**Description of the task**
Among the entries below, find the lines that hold the word "image" and report them.

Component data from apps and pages
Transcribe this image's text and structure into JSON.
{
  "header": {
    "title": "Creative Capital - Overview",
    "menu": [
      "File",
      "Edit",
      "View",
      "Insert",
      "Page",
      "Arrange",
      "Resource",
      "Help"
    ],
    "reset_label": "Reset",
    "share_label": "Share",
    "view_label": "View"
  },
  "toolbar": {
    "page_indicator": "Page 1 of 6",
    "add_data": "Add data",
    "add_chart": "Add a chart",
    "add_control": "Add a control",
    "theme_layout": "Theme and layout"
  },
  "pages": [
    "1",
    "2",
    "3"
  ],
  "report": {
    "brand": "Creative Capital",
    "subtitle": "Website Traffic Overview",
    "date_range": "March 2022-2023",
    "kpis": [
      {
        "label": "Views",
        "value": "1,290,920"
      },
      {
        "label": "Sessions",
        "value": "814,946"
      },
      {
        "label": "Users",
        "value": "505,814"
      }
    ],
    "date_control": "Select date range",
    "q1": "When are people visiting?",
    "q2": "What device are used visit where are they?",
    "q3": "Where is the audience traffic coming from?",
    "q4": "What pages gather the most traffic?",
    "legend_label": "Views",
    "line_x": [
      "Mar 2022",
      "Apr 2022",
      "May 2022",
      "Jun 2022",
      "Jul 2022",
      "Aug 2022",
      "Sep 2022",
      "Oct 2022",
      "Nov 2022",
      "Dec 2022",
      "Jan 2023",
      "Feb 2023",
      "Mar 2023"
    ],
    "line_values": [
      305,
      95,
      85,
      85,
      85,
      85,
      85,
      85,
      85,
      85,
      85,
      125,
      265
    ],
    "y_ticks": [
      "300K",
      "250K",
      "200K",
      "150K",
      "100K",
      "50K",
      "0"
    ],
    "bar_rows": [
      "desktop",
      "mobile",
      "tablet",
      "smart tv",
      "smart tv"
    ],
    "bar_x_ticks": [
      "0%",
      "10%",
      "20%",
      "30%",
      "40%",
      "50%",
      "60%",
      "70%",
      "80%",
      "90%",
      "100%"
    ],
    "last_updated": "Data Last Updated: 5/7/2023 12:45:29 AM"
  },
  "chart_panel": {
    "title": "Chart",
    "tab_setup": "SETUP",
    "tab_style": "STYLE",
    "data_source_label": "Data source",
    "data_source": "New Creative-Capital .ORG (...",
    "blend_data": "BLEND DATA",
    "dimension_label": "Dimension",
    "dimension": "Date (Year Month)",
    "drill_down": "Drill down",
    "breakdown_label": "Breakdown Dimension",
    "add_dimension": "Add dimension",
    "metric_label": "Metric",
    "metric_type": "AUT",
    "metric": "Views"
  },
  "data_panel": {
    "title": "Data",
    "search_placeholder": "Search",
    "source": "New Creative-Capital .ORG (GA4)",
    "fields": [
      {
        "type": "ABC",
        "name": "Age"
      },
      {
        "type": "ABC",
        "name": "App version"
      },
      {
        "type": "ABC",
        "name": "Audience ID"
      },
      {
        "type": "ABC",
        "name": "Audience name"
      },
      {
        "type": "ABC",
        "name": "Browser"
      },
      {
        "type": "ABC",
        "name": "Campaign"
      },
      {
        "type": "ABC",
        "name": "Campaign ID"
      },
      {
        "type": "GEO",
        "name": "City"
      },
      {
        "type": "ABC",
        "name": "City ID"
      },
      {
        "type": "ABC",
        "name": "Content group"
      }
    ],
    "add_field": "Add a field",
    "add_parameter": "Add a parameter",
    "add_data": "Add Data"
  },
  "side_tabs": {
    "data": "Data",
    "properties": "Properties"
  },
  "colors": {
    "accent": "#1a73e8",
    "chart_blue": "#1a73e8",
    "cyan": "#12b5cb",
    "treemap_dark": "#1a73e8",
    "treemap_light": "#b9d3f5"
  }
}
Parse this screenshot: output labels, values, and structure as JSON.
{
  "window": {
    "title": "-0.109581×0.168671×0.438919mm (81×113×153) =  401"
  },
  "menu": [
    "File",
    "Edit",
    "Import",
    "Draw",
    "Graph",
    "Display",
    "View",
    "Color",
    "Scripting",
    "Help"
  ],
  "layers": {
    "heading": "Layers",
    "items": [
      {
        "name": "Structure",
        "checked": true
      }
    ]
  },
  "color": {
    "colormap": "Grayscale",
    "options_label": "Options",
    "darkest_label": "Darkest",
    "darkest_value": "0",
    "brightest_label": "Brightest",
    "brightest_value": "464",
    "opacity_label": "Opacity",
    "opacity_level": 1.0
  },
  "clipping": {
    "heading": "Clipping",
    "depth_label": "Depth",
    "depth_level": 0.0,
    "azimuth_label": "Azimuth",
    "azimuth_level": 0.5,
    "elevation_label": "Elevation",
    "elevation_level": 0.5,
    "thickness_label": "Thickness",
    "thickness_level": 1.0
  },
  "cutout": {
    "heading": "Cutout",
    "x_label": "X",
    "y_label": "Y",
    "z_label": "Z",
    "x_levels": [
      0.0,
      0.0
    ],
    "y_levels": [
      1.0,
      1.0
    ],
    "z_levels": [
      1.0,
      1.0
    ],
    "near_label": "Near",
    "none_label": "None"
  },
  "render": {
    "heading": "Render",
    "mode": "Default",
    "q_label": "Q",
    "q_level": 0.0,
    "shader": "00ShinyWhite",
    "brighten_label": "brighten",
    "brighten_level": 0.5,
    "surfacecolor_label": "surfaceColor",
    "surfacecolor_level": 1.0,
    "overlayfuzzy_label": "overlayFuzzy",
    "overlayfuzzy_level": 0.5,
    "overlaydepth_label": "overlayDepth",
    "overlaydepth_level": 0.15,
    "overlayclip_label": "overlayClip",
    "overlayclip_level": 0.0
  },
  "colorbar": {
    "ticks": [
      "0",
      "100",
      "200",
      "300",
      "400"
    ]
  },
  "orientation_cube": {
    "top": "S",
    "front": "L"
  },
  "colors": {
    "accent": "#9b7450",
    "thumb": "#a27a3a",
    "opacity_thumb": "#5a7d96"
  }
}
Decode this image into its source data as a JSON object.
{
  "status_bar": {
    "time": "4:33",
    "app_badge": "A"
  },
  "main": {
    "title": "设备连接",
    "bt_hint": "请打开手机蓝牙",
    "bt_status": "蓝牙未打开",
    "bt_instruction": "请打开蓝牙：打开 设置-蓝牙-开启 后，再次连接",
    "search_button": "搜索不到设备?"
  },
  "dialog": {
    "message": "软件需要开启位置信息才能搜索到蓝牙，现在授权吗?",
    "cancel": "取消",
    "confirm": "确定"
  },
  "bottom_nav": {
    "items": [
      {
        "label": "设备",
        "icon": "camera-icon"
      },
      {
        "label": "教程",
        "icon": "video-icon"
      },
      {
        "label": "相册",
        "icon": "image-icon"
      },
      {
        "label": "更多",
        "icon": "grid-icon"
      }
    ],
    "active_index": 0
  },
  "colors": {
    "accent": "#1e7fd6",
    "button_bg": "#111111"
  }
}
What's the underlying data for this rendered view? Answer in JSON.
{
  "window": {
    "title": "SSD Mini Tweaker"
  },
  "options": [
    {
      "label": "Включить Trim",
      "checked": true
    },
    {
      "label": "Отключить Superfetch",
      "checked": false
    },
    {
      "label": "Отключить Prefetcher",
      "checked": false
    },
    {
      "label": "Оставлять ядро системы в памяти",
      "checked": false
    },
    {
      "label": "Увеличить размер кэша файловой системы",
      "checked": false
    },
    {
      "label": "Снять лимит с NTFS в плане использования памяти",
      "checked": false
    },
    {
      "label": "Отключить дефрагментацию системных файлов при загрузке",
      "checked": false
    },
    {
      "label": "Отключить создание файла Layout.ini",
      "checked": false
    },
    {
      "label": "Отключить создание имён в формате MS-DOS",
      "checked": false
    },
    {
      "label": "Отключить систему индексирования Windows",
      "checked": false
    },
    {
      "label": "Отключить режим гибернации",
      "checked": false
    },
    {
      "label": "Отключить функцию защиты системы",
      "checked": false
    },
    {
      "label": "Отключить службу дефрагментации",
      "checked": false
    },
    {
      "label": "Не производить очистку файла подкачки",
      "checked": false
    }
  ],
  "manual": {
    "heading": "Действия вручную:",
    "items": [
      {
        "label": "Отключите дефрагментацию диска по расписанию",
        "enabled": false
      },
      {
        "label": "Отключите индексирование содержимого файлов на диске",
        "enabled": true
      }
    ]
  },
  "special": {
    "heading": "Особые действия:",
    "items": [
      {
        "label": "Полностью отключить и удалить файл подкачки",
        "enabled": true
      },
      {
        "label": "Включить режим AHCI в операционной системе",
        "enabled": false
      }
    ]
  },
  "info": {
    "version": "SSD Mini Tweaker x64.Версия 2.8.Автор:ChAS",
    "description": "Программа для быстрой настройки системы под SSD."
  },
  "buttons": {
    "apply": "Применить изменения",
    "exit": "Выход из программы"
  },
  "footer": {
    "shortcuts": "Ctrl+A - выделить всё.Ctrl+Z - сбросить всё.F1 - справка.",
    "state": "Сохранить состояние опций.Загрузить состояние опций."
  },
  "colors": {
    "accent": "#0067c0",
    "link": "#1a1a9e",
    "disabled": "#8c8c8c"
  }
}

**Finished task**
Transcribe this image's text and structure into JSON.
Decode this image into its source data as a JSON object.
        "icon": "image-icon"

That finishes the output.